Fernandes works with a staff of hundreds, including a brain trust of 150 medical specialists in 40 different disciplines, top experts at dealing with a wide range of chronic or life-threatening illnesses that afflict kids. The hospital’s Mission Bay construction project has her shepherding along a 200-bed state-of-the-art facility, slated to open in 2014.
Despite Fernandes’s long list of responsibilities, the kids in her hospital come first. Fernandes hopes to help her staff break ground in crucial medical research, cracking the long-standing enigmas of cerebral palsy and birth brain injuries. “I get excited to think I’ll actually live to see improvements in these areas,” she says.
Her strength, she says, comes from her mother, who raised her while managing the hardware department of a local Sears Roebuck. Fernandes describes her as a feminist before the popular coinage of the term. “My mother had quiet but strong convictions about what each woman should be,” Fernandes says. “We both see obstacles as a chance to make things better.”
Anita Khurana - Khurana nurtures future tech visionaries by letting kids play with computers and LEGO robots.
By teaching kids to build robots, design computer games, and produce podcasts, Anita Khurana is getting them excited about science, engineering, and the kind of creative thinking that inspires future entrepreneurs and lifelong learners.
Khurana’s VisionTech is a nonprofit Tri-Valley–based company that offers after-school programs and summer technology camps at more than 20 elementary schools and eight city recreation centers around the Bay Area. Khurana herself is a creative thinker. Trained as a biologist in her native India, she became a self-taught tech whiz and started VisionTech in 2002 after her homeschooled fifth-grade son wanted to enter a robotics tournament. Even in our tech-savvy pocket of the Bay Area, prospective teammates were few. “I just couldn’t find anybody in the East Bay who was interested,” she says.
She learned robotics herself and decided to start a class at Danville’s Green Valley Elementary. She continues to be one of the few women who teach robotics. “I have seen the kids look at me differently when I walk into the classroom. Everyone expects a man,” says Khurana, who hopes to get more girls to sign up for her classes.
Her venture at Green Valley Elementary was an instant success, and Khurana expanded VisionTech to other schools and to community recreation centers throughout the Bay Area. “When I begin teaching [both girls and boys] game design, you should see the look of amazement on their faces. I can’t get them to leave at the end of the lesson.”
One of her projects allows kids to make their own robot sentry. Using a programmable robot, students add a wireless web camera so that the robot has vision and can work as a house sentry, beaming images to them while they are away on vacation. “Robotics includes engineering and computer programming,” Khurana says. “The whole hypothesis of science is brought into understanding through robotics.”

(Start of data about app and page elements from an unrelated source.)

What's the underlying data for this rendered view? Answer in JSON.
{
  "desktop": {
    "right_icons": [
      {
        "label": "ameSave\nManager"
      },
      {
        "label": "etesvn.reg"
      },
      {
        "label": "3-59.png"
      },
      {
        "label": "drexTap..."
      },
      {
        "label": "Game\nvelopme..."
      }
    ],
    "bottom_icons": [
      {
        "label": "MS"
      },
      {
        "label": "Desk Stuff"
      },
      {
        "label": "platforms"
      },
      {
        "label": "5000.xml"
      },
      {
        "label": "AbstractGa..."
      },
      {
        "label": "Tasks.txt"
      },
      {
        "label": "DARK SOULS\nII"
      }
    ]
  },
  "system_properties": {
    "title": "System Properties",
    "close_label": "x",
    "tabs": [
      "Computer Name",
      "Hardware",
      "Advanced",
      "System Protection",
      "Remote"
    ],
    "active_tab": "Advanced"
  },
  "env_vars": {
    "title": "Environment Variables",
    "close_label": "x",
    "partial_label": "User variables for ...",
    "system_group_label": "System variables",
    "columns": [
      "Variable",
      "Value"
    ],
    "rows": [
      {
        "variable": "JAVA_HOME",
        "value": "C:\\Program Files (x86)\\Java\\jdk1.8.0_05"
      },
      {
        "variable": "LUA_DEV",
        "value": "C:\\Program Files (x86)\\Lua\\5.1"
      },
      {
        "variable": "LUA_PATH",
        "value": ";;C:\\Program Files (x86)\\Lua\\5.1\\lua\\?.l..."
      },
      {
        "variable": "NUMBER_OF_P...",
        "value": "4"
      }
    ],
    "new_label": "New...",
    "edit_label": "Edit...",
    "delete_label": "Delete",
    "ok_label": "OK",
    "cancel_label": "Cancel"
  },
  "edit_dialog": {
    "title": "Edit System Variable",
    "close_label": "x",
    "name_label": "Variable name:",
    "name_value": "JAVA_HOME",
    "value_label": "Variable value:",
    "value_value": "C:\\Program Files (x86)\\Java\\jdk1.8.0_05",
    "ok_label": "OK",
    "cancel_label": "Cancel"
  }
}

Khurana is gearing up to offer VisionTech classes at several middle schools around the East Bay, including Danville’s Diablo Vista and San Ramon’s Windemere Ranch. But she’s not stopping there. She plans to take VisionTech to other cities (Los Angeles, San Diego, and Washington, D.C.), and to offer scholarships. She also plans to encourage local schools to integrate VisionTech programs into the regular school curriculum. “The kids are so brilliant,” she says. “With the kind of entrepreneurial skills we have in America, adding some technology education early on in life [will put us] on top of the world. I do believe that.”